Israel’s record of aggressive military actions against its neighbours, and now from the leaked “Palestine Papers” that it is not, and never has been, the intention of Israel to reach a just negotiated settlement [1, 2]. In our view these facts utterly
destroy the argument of the conference organisers.
Haim Bresheeth provides a detailed analysis of “engagement” in this Newsletter. While we reject ‘engagement’ we do not embrace ‘disengagement’ as defined by YSJU – that is “ignoring and having nothing to do with [..] people who do not agree”. We do not refuse to discuss the Palestinian issue with individual Israelis and in fact it is our experience that boycott actually increases such discussion – see “Talking to the Globe” in the June 2012 Newsletter, page 3 – and the article about the current Batsheva protests in this Newsletter.
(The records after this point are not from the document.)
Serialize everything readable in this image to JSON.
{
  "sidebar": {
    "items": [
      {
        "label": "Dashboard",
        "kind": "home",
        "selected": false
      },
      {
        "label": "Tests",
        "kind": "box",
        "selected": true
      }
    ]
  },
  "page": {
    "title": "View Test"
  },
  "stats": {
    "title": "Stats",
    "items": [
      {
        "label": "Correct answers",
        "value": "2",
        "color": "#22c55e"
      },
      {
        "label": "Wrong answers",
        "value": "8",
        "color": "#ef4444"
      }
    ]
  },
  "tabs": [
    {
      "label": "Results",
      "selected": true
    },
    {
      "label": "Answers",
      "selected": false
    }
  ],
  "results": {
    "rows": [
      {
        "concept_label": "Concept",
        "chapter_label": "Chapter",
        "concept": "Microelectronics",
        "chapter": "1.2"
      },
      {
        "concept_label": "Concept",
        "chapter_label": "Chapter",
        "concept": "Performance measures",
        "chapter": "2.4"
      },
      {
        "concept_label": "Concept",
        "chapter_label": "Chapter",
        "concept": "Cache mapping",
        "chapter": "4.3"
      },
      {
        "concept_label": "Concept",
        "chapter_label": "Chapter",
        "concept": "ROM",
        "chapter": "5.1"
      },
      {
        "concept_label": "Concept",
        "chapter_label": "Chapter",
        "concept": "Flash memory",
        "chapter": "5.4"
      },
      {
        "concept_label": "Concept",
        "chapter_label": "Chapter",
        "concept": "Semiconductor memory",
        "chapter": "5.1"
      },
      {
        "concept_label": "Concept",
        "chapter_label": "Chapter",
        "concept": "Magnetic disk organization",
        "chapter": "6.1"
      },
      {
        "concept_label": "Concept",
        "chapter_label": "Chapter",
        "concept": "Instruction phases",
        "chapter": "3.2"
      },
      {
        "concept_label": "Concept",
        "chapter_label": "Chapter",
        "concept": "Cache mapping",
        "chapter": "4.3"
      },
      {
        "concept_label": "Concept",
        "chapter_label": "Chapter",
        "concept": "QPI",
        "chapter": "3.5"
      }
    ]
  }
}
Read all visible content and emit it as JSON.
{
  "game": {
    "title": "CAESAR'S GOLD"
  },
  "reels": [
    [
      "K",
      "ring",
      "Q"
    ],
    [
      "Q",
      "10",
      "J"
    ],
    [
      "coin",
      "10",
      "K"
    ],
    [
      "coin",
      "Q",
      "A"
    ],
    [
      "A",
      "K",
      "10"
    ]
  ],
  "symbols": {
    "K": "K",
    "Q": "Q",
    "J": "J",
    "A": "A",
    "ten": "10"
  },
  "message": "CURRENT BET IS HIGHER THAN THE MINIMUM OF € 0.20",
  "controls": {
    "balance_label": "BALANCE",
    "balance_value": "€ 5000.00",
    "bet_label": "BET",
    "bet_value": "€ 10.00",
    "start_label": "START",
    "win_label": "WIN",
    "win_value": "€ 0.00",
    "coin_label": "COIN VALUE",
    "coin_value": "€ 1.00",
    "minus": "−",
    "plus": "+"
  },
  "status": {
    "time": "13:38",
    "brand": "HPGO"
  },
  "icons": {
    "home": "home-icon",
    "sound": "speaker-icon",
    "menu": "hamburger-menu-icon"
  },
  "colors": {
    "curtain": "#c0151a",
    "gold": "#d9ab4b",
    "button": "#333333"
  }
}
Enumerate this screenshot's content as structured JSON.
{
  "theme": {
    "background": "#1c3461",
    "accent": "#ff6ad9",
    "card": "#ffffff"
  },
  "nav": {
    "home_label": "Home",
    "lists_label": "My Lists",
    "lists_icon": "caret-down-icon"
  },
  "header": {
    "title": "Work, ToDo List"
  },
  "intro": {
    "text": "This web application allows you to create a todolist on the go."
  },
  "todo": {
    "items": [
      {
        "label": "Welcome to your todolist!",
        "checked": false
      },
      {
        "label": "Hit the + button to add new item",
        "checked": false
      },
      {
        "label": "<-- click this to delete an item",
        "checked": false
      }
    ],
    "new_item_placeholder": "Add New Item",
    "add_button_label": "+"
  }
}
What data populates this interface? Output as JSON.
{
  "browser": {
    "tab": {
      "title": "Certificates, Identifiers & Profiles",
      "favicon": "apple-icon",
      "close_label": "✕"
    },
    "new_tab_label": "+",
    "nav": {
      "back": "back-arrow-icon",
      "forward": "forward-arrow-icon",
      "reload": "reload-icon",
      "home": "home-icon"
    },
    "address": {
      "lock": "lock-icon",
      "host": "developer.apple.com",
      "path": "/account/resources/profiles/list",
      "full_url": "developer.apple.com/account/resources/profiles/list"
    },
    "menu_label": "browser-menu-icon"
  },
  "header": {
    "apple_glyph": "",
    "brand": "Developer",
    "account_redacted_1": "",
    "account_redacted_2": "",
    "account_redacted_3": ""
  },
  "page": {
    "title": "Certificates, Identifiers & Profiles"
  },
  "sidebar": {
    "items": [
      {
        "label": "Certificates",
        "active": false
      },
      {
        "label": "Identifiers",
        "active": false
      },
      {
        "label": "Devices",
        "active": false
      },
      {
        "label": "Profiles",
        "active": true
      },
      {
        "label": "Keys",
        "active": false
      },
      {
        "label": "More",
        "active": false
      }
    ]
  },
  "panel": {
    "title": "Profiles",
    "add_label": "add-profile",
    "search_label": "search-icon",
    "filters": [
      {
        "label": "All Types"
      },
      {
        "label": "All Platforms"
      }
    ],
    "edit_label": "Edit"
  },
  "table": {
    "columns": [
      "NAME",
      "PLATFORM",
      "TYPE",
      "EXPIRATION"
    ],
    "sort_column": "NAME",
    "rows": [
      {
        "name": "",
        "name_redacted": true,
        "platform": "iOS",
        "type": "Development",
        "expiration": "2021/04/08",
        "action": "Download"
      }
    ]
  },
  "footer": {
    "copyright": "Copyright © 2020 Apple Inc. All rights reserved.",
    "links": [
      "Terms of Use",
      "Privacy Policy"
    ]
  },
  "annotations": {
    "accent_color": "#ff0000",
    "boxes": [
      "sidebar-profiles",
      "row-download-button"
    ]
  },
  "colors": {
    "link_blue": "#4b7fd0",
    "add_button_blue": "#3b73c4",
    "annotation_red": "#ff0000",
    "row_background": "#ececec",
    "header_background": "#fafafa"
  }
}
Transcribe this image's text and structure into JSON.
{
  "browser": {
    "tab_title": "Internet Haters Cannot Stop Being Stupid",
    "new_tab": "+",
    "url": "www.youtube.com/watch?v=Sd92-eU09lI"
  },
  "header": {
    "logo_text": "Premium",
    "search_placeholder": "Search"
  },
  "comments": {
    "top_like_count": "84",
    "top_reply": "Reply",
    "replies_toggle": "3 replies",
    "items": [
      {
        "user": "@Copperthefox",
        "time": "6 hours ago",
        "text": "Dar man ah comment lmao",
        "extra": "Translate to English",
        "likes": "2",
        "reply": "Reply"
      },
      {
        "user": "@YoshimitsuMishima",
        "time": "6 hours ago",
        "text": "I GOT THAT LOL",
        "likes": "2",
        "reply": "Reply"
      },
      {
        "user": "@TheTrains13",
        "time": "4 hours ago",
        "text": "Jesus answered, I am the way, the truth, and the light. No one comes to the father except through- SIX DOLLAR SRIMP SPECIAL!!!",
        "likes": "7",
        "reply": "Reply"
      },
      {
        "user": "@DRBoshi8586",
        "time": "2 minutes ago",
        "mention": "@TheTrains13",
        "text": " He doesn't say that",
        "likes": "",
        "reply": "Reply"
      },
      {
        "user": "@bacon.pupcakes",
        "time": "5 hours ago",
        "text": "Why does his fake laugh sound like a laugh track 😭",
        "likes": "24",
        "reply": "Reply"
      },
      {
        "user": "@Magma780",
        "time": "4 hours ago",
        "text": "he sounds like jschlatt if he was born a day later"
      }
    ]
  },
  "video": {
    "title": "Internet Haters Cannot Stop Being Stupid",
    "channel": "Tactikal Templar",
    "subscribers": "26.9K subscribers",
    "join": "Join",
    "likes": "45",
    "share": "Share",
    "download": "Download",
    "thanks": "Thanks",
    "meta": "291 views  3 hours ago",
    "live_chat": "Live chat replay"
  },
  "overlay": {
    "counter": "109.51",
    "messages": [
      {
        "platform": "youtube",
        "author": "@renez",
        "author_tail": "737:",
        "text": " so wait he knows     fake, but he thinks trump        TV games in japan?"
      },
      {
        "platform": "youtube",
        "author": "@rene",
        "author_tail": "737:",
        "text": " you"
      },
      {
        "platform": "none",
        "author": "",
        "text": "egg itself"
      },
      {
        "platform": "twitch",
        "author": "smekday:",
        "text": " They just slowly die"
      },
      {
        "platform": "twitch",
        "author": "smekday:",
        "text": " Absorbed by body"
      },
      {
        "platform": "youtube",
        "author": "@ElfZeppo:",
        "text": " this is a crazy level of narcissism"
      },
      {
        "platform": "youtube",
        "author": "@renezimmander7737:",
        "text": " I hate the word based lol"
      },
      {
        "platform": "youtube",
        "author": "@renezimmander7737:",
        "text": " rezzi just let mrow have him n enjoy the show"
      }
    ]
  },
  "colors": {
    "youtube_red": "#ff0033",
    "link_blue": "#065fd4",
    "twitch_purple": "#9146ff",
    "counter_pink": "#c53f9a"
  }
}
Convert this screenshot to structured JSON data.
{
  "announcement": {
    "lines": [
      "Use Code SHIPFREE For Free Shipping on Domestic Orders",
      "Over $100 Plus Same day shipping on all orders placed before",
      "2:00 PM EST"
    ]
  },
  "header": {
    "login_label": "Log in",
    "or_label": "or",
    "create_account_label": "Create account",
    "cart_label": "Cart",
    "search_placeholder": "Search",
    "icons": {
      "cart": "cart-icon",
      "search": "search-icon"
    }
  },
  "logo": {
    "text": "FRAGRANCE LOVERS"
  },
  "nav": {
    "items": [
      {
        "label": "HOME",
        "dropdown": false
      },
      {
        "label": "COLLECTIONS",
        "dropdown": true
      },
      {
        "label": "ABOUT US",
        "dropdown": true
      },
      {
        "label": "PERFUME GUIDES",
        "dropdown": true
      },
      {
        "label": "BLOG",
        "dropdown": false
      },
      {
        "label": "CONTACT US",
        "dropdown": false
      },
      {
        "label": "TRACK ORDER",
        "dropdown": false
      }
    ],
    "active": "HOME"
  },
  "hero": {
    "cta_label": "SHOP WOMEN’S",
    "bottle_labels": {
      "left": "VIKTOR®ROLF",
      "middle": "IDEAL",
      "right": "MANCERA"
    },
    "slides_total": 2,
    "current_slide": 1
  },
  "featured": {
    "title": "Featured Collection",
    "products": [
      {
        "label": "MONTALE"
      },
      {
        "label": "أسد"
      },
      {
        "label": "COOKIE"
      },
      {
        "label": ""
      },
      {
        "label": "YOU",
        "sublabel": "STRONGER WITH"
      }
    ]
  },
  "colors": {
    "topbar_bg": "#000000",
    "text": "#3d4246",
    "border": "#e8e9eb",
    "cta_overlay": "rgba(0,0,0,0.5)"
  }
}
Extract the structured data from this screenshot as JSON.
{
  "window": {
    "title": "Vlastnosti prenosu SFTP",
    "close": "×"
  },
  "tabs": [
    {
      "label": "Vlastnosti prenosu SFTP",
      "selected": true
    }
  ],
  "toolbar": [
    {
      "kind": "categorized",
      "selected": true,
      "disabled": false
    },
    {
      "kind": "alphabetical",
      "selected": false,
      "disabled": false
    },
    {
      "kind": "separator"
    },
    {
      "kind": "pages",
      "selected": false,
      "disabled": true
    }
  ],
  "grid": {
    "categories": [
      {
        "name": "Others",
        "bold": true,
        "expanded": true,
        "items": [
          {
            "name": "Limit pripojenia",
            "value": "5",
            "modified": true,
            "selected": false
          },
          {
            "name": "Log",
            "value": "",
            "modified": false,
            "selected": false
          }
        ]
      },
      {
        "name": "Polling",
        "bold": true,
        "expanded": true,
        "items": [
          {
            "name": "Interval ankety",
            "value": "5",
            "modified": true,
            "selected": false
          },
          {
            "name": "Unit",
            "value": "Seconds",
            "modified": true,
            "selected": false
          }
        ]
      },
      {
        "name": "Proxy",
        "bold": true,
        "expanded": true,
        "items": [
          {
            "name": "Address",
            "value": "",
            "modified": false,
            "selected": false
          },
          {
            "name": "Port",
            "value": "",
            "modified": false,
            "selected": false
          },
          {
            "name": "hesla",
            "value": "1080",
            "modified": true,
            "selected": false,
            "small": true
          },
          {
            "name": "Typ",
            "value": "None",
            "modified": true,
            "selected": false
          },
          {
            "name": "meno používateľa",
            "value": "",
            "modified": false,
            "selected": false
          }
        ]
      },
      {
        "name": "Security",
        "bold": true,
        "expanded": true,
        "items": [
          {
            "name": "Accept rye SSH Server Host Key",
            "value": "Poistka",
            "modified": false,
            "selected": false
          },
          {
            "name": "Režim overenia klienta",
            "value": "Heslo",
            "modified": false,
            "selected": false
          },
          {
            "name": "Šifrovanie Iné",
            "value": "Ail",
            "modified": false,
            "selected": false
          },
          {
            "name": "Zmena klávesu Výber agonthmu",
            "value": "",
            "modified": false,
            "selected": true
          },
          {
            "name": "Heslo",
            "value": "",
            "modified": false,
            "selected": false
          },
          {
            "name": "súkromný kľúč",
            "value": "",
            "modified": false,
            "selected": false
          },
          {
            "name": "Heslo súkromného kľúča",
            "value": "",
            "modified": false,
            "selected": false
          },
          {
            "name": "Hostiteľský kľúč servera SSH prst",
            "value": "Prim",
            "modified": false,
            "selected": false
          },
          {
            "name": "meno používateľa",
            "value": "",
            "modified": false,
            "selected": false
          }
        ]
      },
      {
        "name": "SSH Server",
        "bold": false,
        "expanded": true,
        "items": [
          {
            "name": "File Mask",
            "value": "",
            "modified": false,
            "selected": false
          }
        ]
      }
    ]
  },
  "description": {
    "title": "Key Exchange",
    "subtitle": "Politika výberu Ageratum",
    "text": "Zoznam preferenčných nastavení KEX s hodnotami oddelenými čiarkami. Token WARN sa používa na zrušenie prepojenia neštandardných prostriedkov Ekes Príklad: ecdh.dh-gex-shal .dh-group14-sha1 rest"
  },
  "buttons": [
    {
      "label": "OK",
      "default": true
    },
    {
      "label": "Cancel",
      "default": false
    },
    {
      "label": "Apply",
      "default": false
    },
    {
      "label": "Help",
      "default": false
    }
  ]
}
We say  that, “The boycott is aimed at institutions, not individuals. It applies to individual academics only in so far as they are acting on behalf of or as officials or representatives of Israeli academic institutions or of Israeli higher education at the national level.”
We noted that the committee made the argument that “there has been no shared decision [..] for an academic boycott of Israeli universities [..] by any representative body in HE in the UK” However, the Palestinian boycott call of 2004 did not call for a boycott by institutions but by academic colleagues.
In part, it read
“We, Palestinian academics and intellectuals, call upon our colleagues in the international community to comprehensively and consistently boycott all
Israeli academic and cultural institutions as a contribution to the struggle to end Israel’s occupation, colonization and system of apartheid”
Thus the alleged absence of a shared decision by UK HE institutions to boycott Israeli institutions has no effect on the validity of the Palestinian call, which
ethical and solidarity considerations all support. But in fact, the 2010 congress of the University and College Union in the UK, resolved “to reaffirm its support for BDS and to seek its implementation within the constraints of the existing law”, […] to establish an annual international conference on BDS [and to] […] commence the investigatory process associated with the imposition of a boycott of Ariel college”. (Motion 31). We noticed that the YSJU made no reference to contracts and finance yet these are often important considerations in such
circumstances. We have informed YSJU that we regret their decision and hope it is not irreversible. We intend to carry this action further by communicating directly
with people who are planning to intend the conference. We informed YSJU that we have discussed the situation with Omar Barghouti at PACBI, and that he would be very happy to discuss the matter with them.
Prof David Pegg and Dr Monica Wusteman
 Ilan Pappe: “A History of Modern Palestine: One Land , Two Peoples” 2nd Edition Cambridge University Press (2006)
 Clayton Swisher: “The Palestine Papers” Hesperus Press (2011)
 BRICUP “Why Boycott Israeli Universities” p 24 (2007).